(MATERIAL FOR THE TASK)
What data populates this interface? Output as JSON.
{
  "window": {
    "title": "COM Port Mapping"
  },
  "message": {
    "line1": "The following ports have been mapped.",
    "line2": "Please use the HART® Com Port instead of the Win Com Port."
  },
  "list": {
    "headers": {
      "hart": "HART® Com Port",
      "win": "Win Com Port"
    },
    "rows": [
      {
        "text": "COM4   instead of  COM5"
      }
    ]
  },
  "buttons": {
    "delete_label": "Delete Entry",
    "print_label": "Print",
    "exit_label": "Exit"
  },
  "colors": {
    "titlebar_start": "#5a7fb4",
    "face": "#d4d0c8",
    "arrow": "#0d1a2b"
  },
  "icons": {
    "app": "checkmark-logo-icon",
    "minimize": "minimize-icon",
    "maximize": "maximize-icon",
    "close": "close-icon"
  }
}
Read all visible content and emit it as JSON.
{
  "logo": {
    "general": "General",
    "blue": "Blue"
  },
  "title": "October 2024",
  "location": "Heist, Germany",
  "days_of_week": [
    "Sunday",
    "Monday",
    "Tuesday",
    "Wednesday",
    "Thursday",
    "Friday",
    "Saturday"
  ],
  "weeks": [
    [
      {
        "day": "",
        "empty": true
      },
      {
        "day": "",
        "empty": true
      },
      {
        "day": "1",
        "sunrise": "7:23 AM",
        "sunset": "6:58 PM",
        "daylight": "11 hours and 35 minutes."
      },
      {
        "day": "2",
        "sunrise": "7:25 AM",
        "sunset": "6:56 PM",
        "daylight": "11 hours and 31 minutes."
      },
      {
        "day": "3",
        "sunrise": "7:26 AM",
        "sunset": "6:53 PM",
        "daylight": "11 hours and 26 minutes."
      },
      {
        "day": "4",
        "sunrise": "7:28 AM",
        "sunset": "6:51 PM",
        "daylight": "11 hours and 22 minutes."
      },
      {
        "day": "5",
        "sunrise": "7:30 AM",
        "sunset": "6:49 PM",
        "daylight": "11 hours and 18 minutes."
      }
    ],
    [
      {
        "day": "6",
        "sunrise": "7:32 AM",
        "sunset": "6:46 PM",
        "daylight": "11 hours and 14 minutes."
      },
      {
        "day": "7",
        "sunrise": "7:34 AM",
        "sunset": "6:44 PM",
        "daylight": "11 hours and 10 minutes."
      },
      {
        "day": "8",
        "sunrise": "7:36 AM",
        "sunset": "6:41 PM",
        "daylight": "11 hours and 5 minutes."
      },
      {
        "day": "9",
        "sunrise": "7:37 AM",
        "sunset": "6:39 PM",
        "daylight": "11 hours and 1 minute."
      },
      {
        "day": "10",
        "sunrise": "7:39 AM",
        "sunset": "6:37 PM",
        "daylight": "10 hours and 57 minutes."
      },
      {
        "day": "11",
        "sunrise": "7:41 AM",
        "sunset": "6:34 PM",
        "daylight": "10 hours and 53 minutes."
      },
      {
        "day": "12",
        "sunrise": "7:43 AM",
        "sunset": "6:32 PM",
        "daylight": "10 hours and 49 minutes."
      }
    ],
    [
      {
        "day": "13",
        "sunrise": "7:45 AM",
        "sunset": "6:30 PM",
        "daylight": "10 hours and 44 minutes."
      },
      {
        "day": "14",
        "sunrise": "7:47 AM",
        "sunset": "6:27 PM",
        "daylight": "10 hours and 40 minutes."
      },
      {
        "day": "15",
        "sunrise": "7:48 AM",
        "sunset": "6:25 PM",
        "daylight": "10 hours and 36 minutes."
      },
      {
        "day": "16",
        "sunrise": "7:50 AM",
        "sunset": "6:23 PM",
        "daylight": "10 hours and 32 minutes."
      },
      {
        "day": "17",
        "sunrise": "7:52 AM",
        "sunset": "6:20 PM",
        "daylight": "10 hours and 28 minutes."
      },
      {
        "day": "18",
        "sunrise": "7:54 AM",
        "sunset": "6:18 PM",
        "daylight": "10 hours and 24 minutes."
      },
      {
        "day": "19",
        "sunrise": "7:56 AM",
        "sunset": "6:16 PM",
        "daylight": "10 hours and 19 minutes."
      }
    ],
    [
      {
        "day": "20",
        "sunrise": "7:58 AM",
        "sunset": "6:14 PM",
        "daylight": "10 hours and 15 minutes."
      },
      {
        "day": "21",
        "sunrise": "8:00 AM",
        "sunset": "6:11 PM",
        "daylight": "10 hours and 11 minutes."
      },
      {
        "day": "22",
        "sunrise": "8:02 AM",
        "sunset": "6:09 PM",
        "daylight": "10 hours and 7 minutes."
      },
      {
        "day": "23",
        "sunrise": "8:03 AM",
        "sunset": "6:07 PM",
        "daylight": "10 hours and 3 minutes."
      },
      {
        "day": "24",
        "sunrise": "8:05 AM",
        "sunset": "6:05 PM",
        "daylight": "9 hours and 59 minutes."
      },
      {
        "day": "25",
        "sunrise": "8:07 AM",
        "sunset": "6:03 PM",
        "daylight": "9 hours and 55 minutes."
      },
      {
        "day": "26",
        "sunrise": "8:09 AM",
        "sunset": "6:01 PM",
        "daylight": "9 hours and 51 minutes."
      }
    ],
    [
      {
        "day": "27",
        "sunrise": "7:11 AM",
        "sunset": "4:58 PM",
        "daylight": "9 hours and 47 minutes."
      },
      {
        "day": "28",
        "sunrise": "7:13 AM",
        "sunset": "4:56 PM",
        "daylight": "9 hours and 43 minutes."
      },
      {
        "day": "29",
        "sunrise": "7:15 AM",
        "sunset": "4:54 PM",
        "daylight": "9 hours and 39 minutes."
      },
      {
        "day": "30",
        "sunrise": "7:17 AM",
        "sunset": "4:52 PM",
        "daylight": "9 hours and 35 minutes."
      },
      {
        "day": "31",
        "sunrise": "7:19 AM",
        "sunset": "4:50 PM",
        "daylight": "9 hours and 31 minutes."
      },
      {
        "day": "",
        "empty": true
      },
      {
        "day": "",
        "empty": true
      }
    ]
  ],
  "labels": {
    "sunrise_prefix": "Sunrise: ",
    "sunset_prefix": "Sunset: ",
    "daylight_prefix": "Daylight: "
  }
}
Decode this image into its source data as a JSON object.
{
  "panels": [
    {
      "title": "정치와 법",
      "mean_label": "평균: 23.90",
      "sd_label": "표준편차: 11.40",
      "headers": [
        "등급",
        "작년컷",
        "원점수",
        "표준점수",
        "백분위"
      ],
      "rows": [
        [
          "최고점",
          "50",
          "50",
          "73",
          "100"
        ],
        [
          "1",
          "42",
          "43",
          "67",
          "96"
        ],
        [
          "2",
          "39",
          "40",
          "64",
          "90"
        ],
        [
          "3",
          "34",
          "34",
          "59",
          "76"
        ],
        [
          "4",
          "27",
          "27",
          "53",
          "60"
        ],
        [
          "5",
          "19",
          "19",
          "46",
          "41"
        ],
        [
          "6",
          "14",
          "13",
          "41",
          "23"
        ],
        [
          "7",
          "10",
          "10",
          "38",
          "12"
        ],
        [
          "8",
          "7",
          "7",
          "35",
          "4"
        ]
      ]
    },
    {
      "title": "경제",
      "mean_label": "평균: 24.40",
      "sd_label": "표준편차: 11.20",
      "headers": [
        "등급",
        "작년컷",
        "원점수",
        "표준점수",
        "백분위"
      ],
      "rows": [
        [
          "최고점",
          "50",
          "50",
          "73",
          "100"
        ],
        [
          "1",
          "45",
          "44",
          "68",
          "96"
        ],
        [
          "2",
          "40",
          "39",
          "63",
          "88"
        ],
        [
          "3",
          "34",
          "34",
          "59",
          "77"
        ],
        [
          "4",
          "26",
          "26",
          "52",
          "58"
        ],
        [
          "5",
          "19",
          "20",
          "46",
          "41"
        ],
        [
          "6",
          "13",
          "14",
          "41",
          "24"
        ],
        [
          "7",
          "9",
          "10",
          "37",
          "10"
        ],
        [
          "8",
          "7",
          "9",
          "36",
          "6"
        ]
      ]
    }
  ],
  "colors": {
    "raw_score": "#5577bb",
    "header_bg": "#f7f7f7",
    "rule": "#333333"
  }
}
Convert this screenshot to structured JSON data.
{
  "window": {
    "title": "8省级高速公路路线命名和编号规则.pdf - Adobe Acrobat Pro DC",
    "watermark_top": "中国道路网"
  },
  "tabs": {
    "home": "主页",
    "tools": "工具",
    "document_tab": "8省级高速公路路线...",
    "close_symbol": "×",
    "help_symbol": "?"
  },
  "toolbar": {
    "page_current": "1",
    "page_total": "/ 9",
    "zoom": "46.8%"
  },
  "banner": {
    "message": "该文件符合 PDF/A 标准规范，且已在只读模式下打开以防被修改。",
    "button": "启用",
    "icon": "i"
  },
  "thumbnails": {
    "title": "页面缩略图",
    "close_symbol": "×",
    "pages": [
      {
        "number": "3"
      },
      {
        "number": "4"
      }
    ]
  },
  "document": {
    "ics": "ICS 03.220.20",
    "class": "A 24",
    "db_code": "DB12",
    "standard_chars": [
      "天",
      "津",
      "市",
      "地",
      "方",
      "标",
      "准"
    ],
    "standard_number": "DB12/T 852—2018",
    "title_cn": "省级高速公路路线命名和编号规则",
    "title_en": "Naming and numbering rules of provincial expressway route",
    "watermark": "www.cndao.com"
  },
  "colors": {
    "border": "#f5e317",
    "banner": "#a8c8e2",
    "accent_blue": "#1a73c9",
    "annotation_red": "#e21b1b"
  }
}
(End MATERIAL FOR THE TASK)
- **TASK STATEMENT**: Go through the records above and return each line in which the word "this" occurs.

- **TASK ANSWER**:
What data populates this interface? Output as JSON.
Decode this image into its source data as a JSON object.
Convert this screenshot to structured JSON data.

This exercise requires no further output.